• Try it:
Your answer should be a faithful copy of the entire listing.

• Records provided:
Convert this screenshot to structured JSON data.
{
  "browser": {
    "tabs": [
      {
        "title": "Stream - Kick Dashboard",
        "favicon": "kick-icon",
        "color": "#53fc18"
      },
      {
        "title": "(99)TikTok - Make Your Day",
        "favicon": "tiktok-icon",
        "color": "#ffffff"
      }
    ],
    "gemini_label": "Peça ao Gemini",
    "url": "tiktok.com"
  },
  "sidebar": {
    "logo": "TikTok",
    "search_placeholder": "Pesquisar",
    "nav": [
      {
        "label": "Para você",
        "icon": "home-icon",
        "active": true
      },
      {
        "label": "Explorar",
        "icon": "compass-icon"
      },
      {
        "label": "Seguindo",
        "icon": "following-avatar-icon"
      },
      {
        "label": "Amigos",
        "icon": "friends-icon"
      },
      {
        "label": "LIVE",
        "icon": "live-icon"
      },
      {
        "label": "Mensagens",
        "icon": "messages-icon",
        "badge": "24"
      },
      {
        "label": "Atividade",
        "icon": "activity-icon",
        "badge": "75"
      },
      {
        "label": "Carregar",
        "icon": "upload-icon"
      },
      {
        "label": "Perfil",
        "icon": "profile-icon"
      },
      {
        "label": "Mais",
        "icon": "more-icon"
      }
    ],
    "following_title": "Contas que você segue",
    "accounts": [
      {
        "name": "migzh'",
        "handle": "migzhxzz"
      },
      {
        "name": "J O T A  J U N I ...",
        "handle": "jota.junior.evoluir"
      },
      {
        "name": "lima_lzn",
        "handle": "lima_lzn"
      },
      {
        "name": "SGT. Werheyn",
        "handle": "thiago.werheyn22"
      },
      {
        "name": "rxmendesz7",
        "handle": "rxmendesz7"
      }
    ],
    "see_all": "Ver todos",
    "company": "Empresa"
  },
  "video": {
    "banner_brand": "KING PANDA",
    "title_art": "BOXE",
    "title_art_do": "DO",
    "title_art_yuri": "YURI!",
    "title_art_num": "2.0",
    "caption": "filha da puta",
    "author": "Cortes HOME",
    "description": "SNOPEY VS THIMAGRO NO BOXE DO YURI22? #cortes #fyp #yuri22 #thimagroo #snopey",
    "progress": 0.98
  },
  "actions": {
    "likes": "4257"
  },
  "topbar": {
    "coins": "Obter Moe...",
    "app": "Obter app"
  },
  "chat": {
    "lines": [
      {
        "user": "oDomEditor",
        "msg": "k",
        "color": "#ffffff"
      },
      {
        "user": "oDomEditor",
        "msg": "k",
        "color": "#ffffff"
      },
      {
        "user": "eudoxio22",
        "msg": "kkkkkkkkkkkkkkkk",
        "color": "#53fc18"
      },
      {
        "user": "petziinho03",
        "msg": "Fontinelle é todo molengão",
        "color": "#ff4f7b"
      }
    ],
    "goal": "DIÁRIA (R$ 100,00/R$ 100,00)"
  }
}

• Task solution:
Convert this screenshot to structured JSON data.
{
  "browser": {
    "tabs": [
      {
        "title": "Stream - Kick Dashboard",
        "favicon": "kick-icon",
        "color": "#53fc18"
      },
      {
        "title": "(99)TikTok - Make Your Day",
        "favicon": "tiktok-icon",
        "color": "#ffffff"
      }
    ],
    "gemini_label": "Peça ao Gemini",
    "url": "tiktok.com"
  },
  "sidebar": {
    "logo": "TikTok",
    "search_placeholder": "Pesquisar",
    "nav": [
      {
        "label": "Para você",
        "icon": "home-icon",
        "active": true
      },
      {
        "label": "Explorar",
        "icon": "compass-icon"
      },
      {
        "label": "Seguindo",
        "icon": "following-avatar-icon"
      },
      {
        "label": "Amigos",
        "icon": "friends-icon"
      },
      {
        "label": "LIVE",
        "icon": "live-icon"
      },
      {
        "label": "Mensagens",
        "icon": "messages-icon",
        "badge": "24"
      },
      {
        "label": "Atividade",
        "icon": "activity-icon",
        "badge": "75"
      },
      {
        "label": "Carregar",
        "icon": "upload-icon"
      },
      {
        "label": "Perfil",
        "icon": "profile-icon"
      },
      {
        "label": "Mais",
        "icon": "more-icon"
      }
    ],
    "following_title": "Contas que você segue",
    "accounts": [
      {
        "name": "migzh'",
        "handle": "migzhxzz"
      },
      {
        "name": "J O T A  J U N I ...",
        "handle": "jota.junior.evoluir"
      },
      {
        "name": "lima_lzn",
        "handle": "lima_lzn"
      },
      {
        "name": "SGT. Werheyn",
        "handle": "thiago.werheyn22"
      },
      {
        "name": "rxmendesz7",
        "handle": "rxmendesz7"
      }
    ],
    "see_all": "Ver todos",
    "company": "Empresa"
  },
  "video": {
    "banner_brand": "KING PANDA",
    "title_art": "BOXE",
    "title_art_do": "DO",
    "title_art_yuri": "YURI!",
    "title_art_num": "2.0",
    "caption": "filha da puta",
    "author": "Cortes HOME",
    "description": "SNOPEY VS THIMAGRO NO BOXE DO YURI22? #cortes #fyp #yuri22 #thimagroo #snopey",
    "progress": 0.98
  },
  "actions": {
    "likes": "4257"
  },
  "topbar": {
    "coins": "Obter Moe...",
    "app": "Obter app"
  },
  "chat": {
    "lines": [
      {
        "user": "oDomEditor",
        "msg": "k",
        "color": "#ffffff"
      },
      {
        "user": "oDomEditor",
        "msg": "k",
        "color": "#ffffff"
      },
      {
        "user": "eudoxio22",
        "msg": "kkkkkkkkkkkkkkkk",
        "color": "#53fc18"
      },
      {
        "user": "petziinho03",
        "msg": "Fontinelle é todo molengão",
        "color": "#ff4f7b"
      }
    ],
    "goal": "DIÁRIA (R$ 100,00/R$ 100,00)"
  }
}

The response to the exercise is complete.